Records to process:

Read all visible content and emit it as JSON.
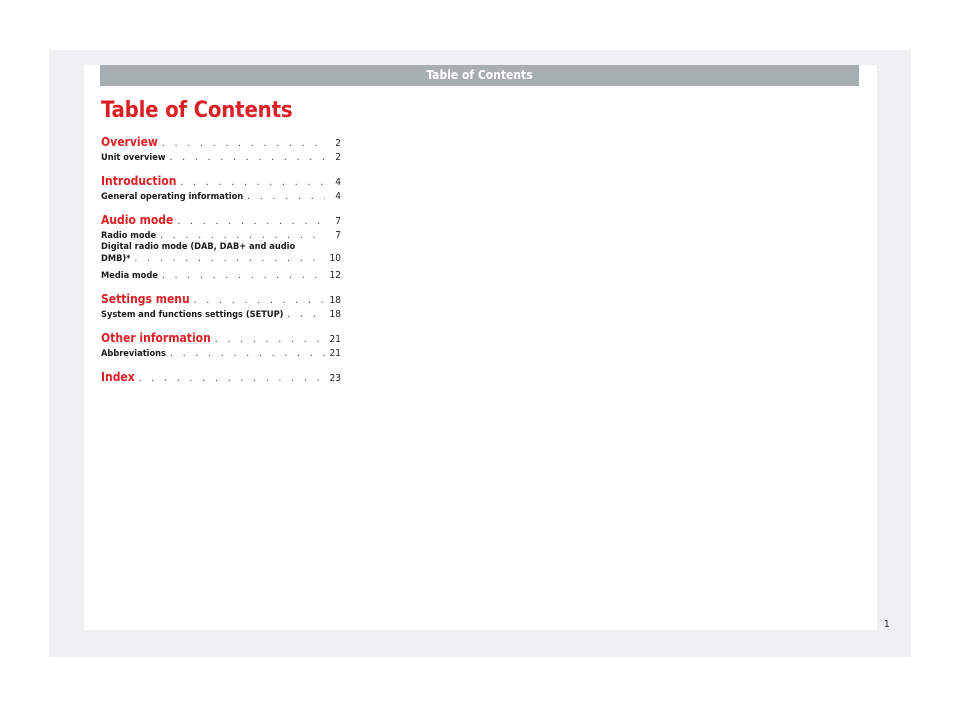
{
  "header": {
    "title": "Table of Contents"
  },
  "page_title": "Table of Contents",
  "dots": ". . . . . . . . . . . . . . . . . . . . . . . . . . . . . . . . . . . . . . . . . . . . . .",
  "toc": {
    "overview": {
      "label": "Overview",
      "page": "2"
    },
    "unit_overview": {
      "label": "Unit overview",
      "page": "2"
    },
    "introduction": {
      "label": "Introduction",
      "page": "4"
    },
    "general_operating": {
      "label": "General operating information",
      "page": "4"
    },
    "audio_mode": {
      "label": "Audio mode",
      "page": "7"
    },
    "radio_mode": {
      "label": "Radio mode",
      "page": "7"
    },
    "digital_radio": {
      "label_line1": "Digital radio mode (DAB, DAB+ and audio",
      "label_line2": "DMB)*",
      "page": "10"
    },
    "media_mode": {
      "label": "Media mode",
      "page": "12"
    },
    "settings_menu": {
      "label": "Settings menu",
      "page": "18"
    },
    "system_settings": {
      "label": "System and functions settings (SETUP)",
      "page": "18"
    },
    "other_information": {
      "label": "Other information",
      "page": "21"
    },
    "abbreviations": {
      "label": "Abbreviations",
      "page": "21"
    },
    "index": {
      "label": "Index",
      "page": "23"
    }
  },
  "footer": {
    "page_number": "1"
  },
  "colors": {
    "accent": "#dd1f26",
    "header_bar": "#a7aeb0",
    "background": "#eef0f1"
  }
}
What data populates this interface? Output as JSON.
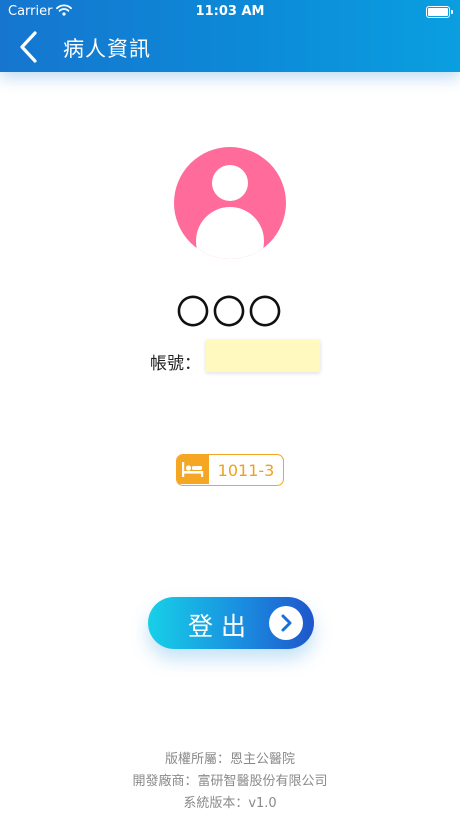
{
  "status_bar": {
    "carrier": "Carrier",
    "time": "11:03 AM"
  },
  "nav": {
    "title": "病人資訊",
    "back_icon": "chevron-left-icon"
  },
  "patient": {
    "avatar_icon": "user-avatar-icon",
    "name": "〇〇〇"
  },
  "account": {
    "label": "帳號：",
    "value": "",
    "placeholder": ""
  },
  "bed": {
    "icon": "bed-icon",
    "number": "1011-3"
  },
  "logout": {
    "label": "登出",
    "icon": "chevron-right-circle-icon"
  },
  "footer": {
    "copyright": "版權所屬：恩主公醫院",
    "developer": "開發廠商：富研智醫股份有限公司",
    "version": "系統版本：v1.0"
  },
  "colors": {
    "nav_bar": "#1676cf",
    "avatar": "#ff6c9c",
    "account_field": "#fff9bf",
    "bed_badge": "#f5a623",
    "logout_start": "#17d0e8",
    "logout_end": "#1f56cc",
    "footer_text": "#8a8a8a"
  }
}
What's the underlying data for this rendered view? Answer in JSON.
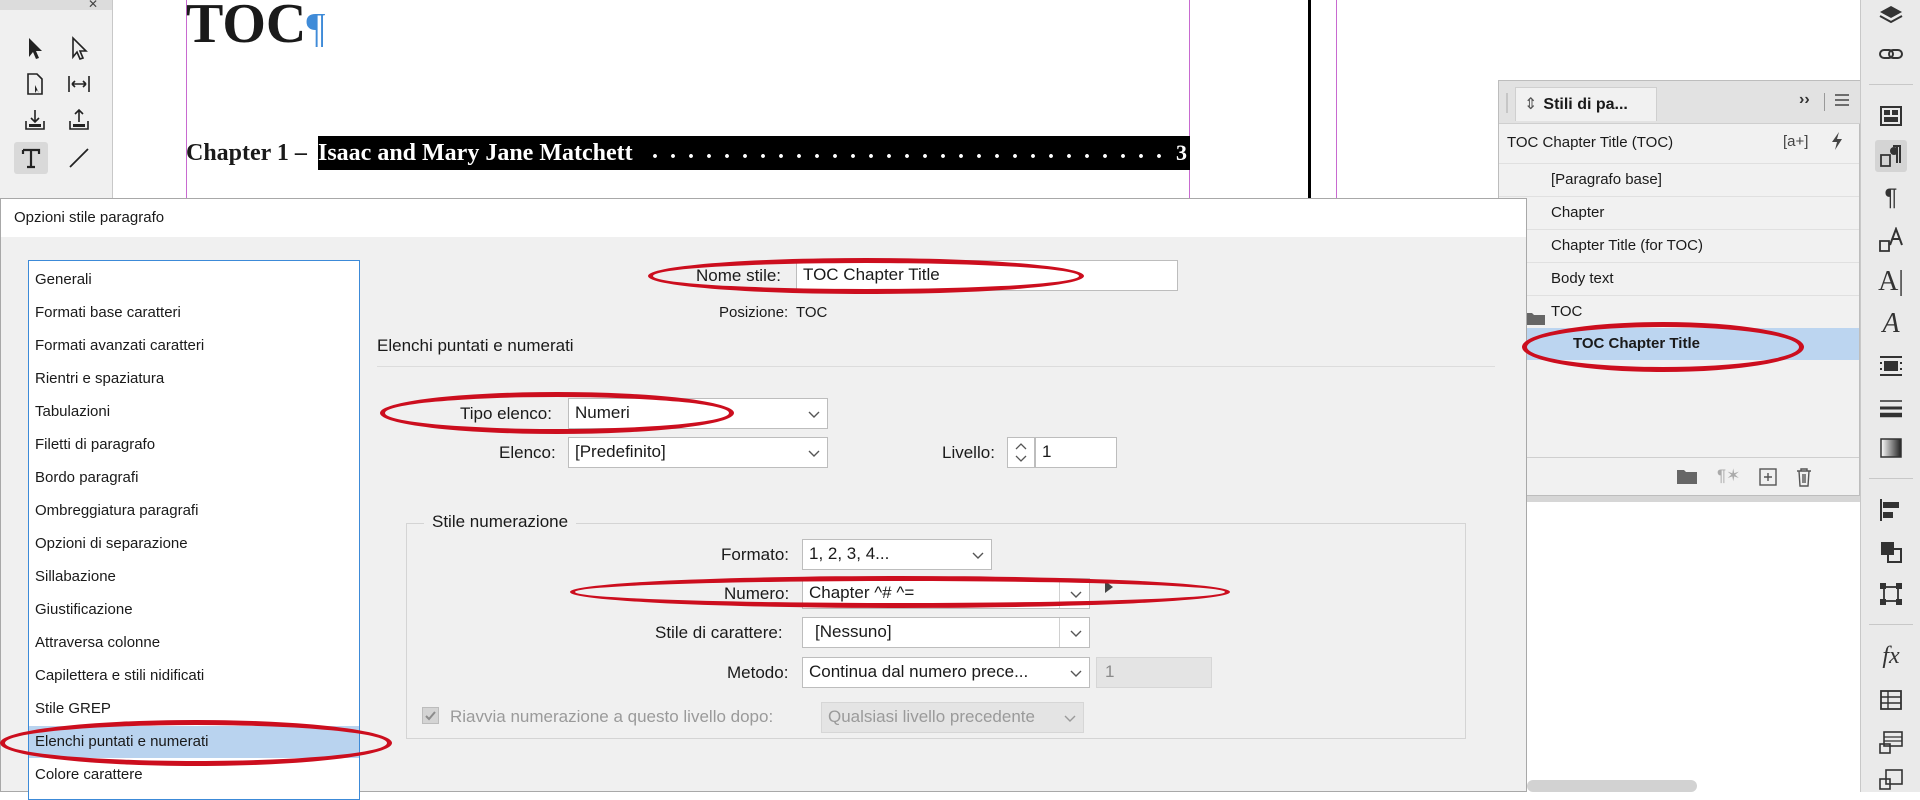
{
  "document": {
    "heading": "TOC",
    "toc_line_prefix": "Chapter 1 –",
    "toc_line_text": "Isaac and Mary Jane Matchett",
    "toc_line_dots": ". . . . . . . . . . . . . . . . . . . . . . . . . . . . . . . . . . . . . . . . . . . . . . .",
    "toc_line_page": "3"
  },
  "styles_panel": {
    "tab_label": "Stili di pa...",
    "current_style": "TOC Chapter Title (TOC)",
    "items": [
      {
        "label": "[Paragrafo base]"
      },
      {
        "label": "Chapter"
      },
      {
        "label": "Chapter Title (for TOC)"
      },
      {
        "label": "Body text"
      },
      {
        "label": "TOC"
      },
      {
        "label": "TOC Chapter Title"
      }
    ],
    "new_style_glyph": "[a+]"
  },
  "dialog": {
    "title": "Opzioni stile paragrafo",
    "categories": [
      "Generali",
      "Formati base caratteri",
      "Formati avanzati caratteri",
      "Rientri e spaziatura",
      "Tabulazioni",
      "Filetti di paragrafo",
      "Bordo paragrafi",
      "Ombreggiatura paragrafi",
      "Opzioni di separazione",
      "Sillabazione",
      "Giustificazione",
      "Attraversa colonne",
      "Capilettera e stili nidificati",
      "Stile GREP",
      "Elenchi puntati e numerati",
      "Colore carattere"
    ],
    "style_name_label": "Nome stile:",
    "style_name_value": "TOC Chapter Title",
    "position_label": "Posizione:",
    "position_value": "TOC",
    "section_title": "Elenchi puntati e numerati",
    "list_type_label": "Tipo elenco:",
    "list_type_value": "Numeri",
    "list_label": "Elenco:",
    "list_value": "[Predefinito]",
    "level_label": "Livello:",
    "level_value": "1",
    "numbering_group_title": "Stile numerazione",
    "format_label": "Formato:",
    "format_value": "1, 2, 3, 4...",
    "number_label": "Numero:",
    "number_value": "Chapter ^# ^=",
    "char_style_label": "Stile di carattere:",
    "char_style_value": "[Nessuno]",
    "method_label": "Metodo:",
    "method_value": "Continua dal numero prece...",
    "method_start_value": "1",
    "restart_label": "Riavvia numerazione a questo livello dopo:",
    "restart_value": "Qualsiasi livello precedente"
  },
  "icons": {
    "rail": [
      "layers-icon",
      "links-icon",
      "pages-icon",
      "paragraph-styles-icon",
      "paragraph-icon",
      "character-styles-icon",
      "character-icon",
      "glyph-icon",
      "text-wrap-icon",
      "stroke-icon",
      "gradient-icon",
      "align-icon",
      "pathfinder-icon",
      "transform-icon",
      "effects-icon",
      "table-icon",
      "table-styles-icon",
      "cell-styles-icon"
    ]
  },
  "colors": {
    "annotation_red": "#cc0e1e",
    "selection_blue": "#b9d3ef",
    "frame_magenta": "#c86ad0"
  }
}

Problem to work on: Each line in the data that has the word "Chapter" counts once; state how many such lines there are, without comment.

Answer to the exercise: 7